North Korea did not pick up the first call to start the day on Monday at the inter-Korean joint liaison office in Kaesong. This marks the first time that Pyongyang has refused to answer the phone since the office was established in September 2018. The hotline remained open early last year even when the North sent the personnel back into office after pulling them out after the rupture in Hanoi. It was on Friday that the Democratic Front for the Reunification of Korea announced to shut down the liaison office following the “order” from Kim Yo Jong and the effect turned out to be immediate starting on Monday.
The refusal to answer the phone should probably be the first step towards the shutdown of liaison office as warned in Kim Yo Jong’s statement last Thursday. It is an ominous forecast that the next steps could be the complete destruction of the Kaesong industrial park and the abrogation of the September 19 military agreement between the two Koreas. Notably, the North kept operational the military communication line in the East and West seas as well as the international merchant ships network. It is highly likely that Pyongyang will steadily crank up the intensity of pressure, cutting off the military communications and terminating the military pact eventually.
North Korea’s Seoul-bashing is expected to continue until the end of this month. Now that North Korean defectors in the South are preparing to disseminate one million leaflets to North Korea on June 25 to commemorate the 70th anniversary of the Korean War, Pyongyang will be watching the responses from Seoul before finalizing its stance on leaflets-sending. The North is also beefing up solidarity internally, holding mass rallies every day. North Korean media are pouring expletives against the South, accusing it of doing “unbecoming acts like an imbecile” while blustering to go to any length for confrontation.
Against this backdrop, however, the South continues to fall back on appeasement. A South Korean deputy minister of unification visited the DMZ forest restoration site, and the leaders of the ruling party vowed to swiftly handle the ban on leaflets dissemination against the North. In the face of the senseless remarks from Pyongyang, they urge to refrain from making emotional responses while accusing the opposition party of “driving a wedge between the people and the government.” The son of a former president questioned the true intention of the North Korean defectors in question. Each of those cases attests to how the leaders in Seoul become tamed by the North.

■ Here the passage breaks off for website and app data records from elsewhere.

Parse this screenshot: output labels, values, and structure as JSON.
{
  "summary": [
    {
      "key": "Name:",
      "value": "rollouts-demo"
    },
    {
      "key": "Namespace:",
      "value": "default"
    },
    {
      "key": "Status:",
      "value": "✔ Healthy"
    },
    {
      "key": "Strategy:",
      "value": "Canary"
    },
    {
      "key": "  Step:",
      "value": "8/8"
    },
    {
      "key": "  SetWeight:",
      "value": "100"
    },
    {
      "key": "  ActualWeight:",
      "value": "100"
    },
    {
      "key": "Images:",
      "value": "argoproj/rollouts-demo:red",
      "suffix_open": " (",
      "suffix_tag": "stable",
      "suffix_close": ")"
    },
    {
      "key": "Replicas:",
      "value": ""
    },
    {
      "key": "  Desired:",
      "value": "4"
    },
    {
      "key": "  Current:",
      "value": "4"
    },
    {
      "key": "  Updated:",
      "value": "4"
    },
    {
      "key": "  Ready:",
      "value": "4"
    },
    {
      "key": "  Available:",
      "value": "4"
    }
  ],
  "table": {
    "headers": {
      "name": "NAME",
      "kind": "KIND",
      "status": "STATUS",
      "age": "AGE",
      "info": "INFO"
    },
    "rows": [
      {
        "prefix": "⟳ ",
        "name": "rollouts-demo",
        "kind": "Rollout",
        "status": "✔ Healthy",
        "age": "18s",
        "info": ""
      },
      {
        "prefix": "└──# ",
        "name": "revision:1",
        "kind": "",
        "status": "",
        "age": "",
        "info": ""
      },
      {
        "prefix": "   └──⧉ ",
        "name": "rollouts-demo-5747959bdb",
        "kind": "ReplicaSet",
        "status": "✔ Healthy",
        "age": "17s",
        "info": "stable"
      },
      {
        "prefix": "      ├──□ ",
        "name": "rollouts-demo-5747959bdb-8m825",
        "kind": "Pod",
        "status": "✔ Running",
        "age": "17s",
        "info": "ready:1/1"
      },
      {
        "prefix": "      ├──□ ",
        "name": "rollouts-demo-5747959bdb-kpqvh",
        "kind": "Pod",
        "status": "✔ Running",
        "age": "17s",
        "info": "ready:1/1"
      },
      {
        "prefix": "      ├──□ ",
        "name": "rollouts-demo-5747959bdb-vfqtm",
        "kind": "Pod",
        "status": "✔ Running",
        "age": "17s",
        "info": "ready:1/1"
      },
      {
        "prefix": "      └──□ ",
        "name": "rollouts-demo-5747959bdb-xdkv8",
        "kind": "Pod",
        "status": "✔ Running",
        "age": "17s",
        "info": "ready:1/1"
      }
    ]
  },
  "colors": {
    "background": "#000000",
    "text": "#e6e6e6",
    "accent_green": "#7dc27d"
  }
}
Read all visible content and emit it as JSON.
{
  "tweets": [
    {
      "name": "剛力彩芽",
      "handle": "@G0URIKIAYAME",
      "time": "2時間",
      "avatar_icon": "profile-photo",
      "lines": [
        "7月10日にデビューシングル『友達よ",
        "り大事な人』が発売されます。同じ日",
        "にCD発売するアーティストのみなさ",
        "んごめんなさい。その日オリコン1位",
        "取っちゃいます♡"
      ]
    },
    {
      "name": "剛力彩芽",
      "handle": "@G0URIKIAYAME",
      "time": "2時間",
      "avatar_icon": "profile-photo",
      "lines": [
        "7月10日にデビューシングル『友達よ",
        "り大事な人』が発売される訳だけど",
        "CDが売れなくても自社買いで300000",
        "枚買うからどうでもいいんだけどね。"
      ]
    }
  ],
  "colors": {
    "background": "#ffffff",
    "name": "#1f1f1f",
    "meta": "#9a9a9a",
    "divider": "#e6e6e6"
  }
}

What the North is really after is America’s presidential election, which is only five months away. Trump’s re-election matters a great deal to Pyongyang, which considers the presidential election as opportunity to make its presence felt. For Pyongyang, Seoul is merely a stepping stone, and this time the North wants to render it incapacitated. Seoul’s policy that is bent on pacifying the North will only fuel its brinkmanship.